Exercise materials:
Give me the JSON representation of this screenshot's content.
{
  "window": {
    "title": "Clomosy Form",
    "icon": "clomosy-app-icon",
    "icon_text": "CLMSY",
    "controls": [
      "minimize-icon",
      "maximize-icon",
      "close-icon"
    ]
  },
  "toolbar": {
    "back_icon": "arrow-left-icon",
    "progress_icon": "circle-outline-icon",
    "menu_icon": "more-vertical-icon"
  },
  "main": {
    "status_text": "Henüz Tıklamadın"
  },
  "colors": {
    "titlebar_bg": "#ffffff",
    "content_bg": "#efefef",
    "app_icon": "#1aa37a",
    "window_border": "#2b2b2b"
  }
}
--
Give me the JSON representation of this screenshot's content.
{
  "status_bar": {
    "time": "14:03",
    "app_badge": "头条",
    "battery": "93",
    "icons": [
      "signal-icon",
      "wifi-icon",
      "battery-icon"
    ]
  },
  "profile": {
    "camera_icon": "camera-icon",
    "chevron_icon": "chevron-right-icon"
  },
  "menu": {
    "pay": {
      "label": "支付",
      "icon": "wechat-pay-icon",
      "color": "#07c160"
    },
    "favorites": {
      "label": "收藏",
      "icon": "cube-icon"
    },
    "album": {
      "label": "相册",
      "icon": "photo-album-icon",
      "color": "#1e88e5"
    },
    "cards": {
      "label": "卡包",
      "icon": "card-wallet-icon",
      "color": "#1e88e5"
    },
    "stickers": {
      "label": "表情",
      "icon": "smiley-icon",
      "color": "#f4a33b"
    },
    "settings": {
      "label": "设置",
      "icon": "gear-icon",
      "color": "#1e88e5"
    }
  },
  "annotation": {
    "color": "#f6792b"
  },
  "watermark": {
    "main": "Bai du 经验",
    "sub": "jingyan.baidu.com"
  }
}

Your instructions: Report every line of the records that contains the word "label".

Task result:
      "label": "支付",
      "label": "收藏",
      "label": "相册",
      "label": "卡包",
      "label": "表情",
      "label": "设置",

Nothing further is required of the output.